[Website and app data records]

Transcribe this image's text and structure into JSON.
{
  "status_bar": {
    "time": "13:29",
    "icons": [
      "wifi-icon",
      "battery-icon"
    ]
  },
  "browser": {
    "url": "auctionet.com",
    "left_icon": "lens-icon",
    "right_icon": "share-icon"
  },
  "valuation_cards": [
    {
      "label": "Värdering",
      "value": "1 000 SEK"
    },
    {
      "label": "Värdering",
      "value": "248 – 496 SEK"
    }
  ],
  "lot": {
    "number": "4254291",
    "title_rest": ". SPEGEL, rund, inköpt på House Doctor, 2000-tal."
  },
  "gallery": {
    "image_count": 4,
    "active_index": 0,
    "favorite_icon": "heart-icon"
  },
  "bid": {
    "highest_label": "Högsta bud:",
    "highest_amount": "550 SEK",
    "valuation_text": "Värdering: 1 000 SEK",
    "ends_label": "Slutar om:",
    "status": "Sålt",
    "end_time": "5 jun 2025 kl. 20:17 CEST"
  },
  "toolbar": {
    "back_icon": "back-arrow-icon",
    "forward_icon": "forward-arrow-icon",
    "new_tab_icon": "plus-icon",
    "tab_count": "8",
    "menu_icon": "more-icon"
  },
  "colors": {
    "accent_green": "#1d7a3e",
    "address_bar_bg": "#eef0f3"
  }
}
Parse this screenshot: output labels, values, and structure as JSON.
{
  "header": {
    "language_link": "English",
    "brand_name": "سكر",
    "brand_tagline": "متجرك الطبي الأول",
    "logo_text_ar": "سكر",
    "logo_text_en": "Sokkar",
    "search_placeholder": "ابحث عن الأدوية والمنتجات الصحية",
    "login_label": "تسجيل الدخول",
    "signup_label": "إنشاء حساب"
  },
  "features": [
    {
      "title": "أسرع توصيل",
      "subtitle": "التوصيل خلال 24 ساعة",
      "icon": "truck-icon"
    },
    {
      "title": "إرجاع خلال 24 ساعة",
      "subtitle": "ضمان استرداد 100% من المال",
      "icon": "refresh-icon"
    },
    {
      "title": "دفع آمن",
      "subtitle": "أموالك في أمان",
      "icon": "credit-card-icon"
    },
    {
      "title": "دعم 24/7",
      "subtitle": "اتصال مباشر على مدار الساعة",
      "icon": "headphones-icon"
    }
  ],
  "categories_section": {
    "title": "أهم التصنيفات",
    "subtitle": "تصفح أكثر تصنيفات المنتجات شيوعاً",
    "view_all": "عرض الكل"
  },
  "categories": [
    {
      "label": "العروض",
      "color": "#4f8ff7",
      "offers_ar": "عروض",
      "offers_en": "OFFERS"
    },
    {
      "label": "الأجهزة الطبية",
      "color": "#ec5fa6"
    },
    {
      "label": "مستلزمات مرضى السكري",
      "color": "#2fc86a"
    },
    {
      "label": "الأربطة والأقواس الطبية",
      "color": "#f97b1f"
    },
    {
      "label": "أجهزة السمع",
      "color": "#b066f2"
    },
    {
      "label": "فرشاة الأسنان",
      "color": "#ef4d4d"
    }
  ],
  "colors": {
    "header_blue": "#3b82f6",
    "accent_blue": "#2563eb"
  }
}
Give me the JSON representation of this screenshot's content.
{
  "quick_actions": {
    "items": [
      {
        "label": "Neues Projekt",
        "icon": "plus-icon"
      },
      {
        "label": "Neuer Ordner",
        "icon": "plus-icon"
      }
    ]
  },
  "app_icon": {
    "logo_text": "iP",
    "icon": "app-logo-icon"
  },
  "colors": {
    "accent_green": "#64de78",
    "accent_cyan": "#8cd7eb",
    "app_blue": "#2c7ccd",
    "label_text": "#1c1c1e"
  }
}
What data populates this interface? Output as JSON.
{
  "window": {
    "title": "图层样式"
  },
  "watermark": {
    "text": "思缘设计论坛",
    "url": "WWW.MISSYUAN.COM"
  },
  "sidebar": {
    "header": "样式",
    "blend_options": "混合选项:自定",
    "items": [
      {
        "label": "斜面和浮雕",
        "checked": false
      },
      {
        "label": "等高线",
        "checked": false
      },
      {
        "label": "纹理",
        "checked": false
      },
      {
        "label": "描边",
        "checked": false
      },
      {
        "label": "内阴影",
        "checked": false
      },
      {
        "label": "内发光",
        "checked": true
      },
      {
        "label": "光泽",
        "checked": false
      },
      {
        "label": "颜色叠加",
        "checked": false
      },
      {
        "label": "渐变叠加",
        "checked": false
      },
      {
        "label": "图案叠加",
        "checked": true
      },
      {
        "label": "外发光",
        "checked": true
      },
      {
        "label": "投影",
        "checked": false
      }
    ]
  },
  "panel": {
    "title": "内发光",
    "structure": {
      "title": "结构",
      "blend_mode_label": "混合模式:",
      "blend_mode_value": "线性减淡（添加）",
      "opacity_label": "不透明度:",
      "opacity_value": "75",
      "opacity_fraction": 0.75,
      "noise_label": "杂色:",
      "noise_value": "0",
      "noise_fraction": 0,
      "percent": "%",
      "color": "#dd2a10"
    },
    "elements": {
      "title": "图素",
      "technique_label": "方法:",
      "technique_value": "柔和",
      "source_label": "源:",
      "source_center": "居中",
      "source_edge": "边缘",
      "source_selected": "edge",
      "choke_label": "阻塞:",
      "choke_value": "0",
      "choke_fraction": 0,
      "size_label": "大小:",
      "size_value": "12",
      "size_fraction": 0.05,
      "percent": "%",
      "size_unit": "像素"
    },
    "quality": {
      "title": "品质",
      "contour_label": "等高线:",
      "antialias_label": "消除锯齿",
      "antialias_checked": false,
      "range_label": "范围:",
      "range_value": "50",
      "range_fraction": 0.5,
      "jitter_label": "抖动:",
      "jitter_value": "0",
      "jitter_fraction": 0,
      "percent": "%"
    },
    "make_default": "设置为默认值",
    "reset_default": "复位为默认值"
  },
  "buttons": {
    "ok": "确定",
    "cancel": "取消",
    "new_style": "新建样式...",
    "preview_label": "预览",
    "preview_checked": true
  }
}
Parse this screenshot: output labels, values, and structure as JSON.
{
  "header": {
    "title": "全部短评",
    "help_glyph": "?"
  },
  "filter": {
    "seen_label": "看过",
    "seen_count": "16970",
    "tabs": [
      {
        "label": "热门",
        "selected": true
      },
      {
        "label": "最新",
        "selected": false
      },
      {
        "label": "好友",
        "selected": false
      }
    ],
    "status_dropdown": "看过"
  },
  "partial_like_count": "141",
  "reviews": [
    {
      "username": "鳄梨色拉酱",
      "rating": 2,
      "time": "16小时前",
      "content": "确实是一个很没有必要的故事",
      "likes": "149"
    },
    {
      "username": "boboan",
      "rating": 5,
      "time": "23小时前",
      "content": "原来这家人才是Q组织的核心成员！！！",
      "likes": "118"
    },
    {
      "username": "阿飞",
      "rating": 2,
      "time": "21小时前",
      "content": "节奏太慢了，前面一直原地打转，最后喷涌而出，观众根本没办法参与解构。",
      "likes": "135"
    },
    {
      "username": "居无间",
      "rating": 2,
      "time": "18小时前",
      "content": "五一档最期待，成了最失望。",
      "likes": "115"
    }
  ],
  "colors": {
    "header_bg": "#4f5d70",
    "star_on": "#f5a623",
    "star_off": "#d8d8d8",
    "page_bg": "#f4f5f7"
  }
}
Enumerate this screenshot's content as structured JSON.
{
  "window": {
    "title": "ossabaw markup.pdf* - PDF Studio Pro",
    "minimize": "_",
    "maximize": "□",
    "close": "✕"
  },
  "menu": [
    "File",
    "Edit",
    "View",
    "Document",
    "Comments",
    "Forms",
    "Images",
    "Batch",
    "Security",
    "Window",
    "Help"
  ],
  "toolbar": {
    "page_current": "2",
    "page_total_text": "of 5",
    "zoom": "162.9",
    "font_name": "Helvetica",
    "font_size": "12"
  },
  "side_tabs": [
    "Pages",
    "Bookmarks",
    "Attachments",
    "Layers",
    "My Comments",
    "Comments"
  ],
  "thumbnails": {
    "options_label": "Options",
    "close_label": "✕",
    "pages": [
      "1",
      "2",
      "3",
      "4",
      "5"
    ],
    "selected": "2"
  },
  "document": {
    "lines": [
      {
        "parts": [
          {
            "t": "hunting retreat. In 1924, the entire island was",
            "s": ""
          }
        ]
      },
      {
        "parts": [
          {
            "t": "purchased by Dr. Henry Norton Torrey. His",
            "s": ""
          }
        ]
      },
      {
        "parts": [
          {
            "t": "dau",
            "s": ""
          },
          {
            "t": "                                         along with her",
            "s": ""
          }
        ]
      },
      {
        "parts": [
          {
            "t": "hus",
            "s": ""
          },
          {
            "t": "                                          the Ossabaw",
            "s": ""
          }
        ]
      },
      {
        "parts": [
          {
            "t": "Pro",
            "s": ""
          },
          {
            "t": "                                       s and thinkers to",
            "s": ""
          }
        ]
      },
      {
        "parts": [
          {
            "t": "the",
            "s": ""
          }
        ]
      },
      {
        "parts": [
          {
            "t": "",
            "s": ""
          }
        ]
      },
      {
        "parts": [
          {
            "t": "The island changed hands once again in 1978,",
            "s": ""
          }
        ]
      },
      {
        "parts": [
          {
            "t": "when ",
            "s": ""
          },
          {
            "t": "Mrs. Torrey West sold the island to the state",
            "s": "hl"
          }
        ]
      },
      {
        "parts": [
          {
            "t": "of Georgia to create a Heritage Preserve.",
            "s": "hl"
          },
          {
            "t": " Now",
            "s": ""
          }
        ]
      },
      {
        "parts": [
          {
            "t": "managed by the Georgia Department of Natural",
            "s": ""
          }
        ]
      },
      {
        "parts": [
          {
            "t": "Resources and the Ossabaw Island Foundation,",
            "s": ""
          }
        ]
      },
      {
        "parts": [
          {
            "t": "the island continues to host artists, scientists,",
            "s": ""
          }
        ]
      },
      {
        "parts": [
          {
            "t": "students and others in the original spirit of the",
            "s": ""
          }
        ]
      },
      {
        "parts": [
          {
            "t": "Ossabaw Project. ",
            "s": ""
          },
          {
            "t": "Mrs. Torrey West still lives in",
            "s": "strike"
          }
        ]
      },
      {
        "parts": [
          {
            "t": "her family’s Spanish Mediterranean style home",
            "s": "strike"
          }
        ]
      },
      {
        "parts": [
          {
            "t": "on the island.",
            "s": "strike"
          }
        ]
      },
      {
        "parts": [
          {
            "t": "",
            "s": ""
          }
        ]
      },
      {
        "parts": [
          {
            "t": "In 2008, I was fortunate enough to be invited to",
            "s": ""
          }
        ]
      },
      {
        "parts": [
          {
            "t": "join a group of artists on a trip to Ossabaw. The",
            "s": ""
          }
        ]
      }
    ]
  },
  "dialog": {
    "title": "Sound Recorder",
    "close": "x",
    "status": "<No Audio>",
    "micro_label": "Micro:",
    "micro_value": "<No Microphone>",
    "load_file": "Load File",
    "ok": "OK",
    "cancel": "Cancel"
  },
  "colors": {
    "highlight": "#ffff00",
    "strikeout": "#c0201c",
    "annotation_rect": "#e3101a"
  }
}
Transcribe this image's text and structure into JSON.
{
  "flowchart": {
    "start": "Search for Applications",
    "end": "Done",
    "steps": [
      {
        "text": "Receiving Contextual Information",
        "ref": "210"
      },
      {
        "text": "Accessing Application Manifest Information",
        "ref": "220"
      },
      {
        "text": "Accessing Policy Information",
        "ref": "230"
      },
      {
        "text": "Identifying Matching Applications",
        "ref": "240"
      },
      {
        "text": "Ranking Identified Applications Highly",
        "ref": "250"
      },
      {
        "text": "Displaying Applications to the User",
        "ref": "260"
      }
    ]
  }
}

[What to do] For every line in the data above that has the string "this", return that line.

[Solved problem]
Transcribe this image's text and structure into JSON.
Parse this screenshot: output labels, values, and structure as JSON.
Give me the JSON representation of this screenshot's content.
What data populates this interface? Output as JSON.
Parse this screenshot: output labels, values, and structure as JSON.
Enumerate this screenshot's content as structured JSON.
Transcribe this image's text and structure into JSON.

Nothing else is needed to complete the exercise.